(2) Students require motivation to learn, and coercion is generally a poor motivator, but there are many things students might enjoy learning but are not sufficiently familiar with to be motivated on their own to learn. Good teachers can provoke that interest with well-chosen examples, experiments, thought-experiments, questions, or puzzles. I am not sure how the Sudbury model provides these kinds of methods to promote student interest.
So the two questions are:
(1) What activities do students engage in that encourage the learning of skills, including reading, writing, mathematics, science, history, that are necessary precursors to more advanced learning (and which, as I said, often require focused repetition). I try to teach my son at home as well, and it would be helpful to coordinate my attempts with what is going on at school.
This leads to the second question:
(2) Are there any activities initiated by teachers? If so, what are they? Can we, at home, build on any such activities?
I deeply appreciate the goal of building on the children's own interests and motivations to educate them, and my son has improved his reading and social skills quite a bit even in the brief time he has been at Sudbury, But, as I said, I would like for my son to take fuller advantage of his opportunities to learn.
Thanks for considering my questions and concerns.
I'm not a sudbury parent, but I am a sudbury alum [Alpine Valley School]. For context, I'm a deeply satisfied (apparently effective) adult with a lucrative tech job. I didn't go to college, and I didn't do anything that was too repetitious to seem like a good idea - a rule that has continued to serve me well into adulthood and professional life. I played a lot of video games, spent a lot of time with building toys (to include blocks, the sandbox, and the minds of my friends), and wandered around outside with tiny toy spaceships making spaceship noises. (Actually, I still do all of these things to some extent.) I will admit I require a robot to do my vacuuming, because there is no other way it is going to get done to the extent necessary to keep up with the three cats and a dog I live with. But, I have such a robot, and so, pass as an effective adult.
I've seen many systems that create an ongoing dependency to cover some perceived short-term deficiency. The team that requires someone else to test their software, because they do not have the skills and resources to test it thoroughly and early enough themselves. The codebase that keeps using a bad way of doing things because it got the project up and running early, even though it severely limits the approaches the team can take to refactoring in the future. The call center that relies more and more on automated break and lunch scheduling algorithms because it "improves coverage," ultimately at the cost of employees being able to respond to change and disruptions.
The learning system wherein learners are "exposed" to a variety of Appropriate Topics for Study at the expense of their own drive to forage for intellectual fulfillment.
These are all forms of debt, long term accumulated deficiencies in ability that have to be payed off at some point. Debt can be used responsibly, but what are you purchasing when you mortgage the effervescent curiosity of a child? And, how do you expect the natural curiosity of children to survive being held for years as inactive collateral to finance a parade of artificially constructed lessons?

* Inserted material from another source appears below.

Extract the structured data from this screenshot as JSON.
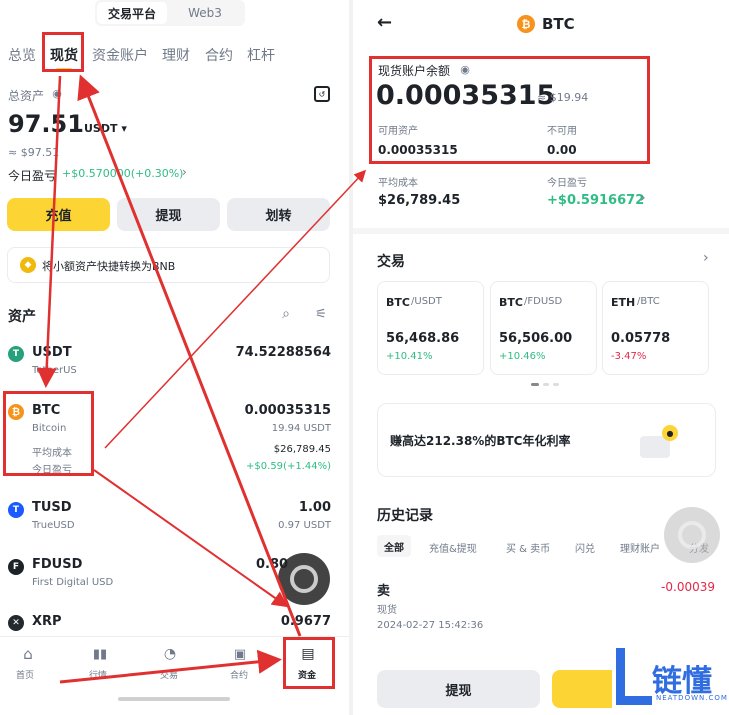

If you do something for someone, they depend on you for it. If you attempt to synthesize curiosity and interest for long enough, it takes years to recover; some never do. There may possibly be times when this is appropriate, but...
Do you want to discover the world for your child?